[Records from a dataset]
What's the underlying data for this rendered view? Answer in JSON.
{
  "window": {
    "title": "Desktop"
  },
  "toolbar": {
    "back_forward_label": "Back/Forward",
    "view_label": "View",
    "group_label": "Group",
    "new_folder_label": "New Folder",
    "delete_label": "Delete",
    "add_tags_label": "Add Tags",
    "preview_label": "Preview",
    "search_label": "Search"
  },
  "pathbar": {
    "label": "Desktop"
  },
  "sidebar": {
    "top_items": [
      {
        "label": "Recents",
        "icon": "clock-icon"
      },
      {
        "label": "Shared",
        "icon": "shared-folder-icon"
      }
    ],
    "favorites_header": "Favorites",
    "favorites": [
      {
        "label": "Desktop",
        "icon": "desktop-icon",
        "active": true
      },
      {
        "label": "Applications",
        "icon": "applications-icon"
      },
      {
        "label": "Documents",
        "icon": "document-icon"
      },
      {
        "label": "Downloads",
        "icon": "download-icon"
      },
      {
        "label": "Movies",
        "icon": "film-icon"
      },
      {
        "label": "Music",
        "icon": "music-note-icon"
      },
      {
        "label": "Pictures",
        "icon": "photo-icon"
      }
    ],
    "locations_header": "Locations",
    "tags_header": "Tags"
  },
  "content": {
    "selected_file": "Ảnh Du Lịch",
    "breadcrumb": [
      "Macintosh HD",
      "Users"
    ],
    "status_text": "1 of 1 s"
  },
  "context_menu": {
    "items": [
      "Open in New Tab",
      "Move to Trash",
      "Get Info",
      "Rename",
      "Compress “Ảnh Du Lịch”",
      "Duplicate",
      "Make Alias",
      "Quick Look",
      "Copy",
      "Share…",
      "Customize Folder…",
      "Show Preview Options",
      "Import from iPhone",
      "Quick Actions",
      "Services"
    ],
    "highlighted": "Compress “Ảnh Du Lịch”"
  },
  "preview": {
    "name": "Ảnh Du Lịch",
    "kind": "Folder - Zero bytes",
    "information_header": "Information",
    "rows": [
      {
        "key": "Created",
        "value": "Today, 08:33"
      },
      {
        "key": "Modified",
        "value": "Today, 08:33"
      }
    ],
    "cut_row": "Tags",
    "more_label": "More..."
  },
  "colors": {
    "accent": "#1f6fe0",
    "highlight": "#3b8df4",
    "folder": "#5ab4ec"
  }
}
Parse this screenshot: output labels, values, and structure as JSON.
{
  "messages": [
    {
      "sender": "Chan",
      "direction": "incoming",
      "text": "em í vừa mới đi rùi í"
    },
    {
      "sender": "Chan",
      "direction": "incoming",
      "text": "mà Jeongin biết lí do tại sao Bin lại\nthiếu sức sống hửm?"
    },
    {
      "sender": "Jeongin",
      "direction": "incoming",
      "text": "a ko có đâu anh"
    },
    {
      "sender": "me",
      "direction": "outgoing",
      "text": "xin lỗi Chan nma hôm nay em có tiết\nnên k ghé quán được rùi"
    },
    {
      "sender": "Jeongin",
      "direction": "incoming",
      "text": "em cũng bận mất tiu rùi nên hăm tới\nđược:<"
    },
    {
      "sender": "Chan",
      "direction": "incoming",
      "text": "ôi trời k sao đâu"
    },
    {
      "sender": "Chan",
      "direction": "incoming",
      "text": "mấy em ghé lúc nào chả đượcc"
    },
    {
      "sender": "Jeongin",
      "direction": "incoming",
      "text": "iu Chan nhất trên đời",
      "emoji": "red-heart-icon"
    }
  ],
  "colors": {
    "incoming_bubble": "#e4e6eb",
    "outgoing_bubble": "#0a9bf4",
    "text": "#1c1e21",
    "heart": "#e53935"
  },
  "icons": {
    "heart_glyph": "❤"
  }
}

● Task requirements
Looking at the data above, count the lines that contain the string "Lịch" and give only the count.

● Solution below
4